▶ **Problem to work on**:
Every line of the records that holds the word "icon" should be copied out.
========================================
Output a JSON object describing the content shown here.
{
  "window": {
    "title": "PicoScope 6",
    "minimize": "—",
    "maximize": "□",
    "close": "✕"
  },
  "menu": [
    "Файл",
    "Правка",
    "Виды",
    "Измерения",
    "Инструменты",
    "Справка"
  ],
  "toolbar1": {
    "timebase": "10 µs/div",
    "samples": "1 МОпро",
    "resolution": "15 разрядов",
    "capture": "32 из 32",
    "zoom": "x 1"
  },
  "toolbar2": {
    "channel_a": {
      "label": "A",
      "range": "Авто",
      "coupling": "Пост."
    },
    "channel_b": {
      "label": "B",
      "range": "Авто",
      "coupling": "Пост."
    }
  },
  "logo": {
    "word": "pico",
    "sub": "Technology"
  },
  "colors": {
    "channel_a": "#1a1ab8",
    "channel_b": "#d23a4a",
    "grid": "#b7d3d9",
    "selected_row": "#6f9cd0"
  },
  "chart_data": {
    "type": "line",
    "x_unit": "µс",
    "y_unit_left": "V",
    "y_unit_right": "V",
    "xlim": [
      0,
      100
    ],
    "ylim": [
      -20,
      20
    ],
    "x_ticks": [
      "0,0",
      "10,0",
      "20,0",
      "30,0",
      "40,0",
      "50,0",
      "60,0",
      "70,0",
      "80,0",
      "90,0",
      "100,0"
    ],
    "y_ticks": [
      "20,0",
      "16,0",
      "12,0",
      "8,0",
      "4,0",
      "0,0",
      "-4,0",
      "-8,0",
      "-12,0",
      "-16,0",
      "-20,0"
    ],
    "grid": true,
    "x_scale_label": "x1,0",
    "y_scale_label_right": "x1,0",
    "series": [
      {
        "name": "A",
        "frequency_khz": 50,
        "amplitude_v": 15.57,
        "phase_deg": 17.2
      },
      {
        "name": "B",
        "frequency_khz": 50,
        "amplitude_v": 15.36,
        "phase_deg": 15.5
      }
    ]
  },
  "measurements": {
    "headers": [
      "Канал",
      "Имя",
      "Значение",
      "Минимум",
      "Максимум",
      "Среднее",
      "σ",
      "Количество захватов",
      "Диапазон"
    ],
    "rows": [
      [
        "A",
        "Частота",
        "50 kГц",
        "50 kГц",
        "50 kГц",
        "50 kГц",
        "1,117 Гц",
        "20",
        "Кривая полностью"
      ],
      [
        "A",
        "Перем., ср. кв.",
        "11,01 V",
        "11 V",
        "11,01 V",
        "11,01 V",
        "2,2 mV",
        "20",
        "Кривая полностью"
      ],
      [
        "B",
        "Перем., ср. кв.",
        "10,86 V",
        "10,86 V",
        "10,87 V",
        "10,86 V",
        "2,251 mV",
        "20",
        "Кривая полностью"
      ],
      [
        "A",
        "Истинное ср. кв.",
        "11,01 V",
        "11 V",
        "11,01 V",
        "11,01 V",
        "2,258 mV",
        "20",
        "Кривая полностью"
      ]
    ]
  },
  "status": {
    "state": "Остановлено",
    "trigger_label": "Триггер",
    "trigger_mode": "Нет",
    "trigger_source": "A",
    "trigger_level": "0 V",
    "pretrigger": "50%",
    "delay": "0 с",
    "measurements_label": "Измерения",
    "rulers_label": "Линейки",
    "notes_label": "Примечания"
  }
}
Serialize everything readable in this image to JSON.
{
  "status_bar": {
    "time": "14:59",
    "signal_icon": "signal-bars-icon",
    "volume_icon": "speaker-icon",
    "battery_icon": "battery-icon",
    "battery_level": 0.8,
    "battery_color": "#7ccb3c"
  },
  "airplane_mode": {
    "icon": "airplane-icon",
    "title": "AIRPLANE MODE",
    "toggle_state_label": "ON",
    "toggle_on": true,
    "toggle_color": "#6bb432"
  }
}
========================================
▶ **Solved exercise**:
    "signal_icon": "signal-bars-icon",
    "volume_icon": "speaker-icon",
    "battery_icon": "battery-icon",
    "icon": "airplane-icon",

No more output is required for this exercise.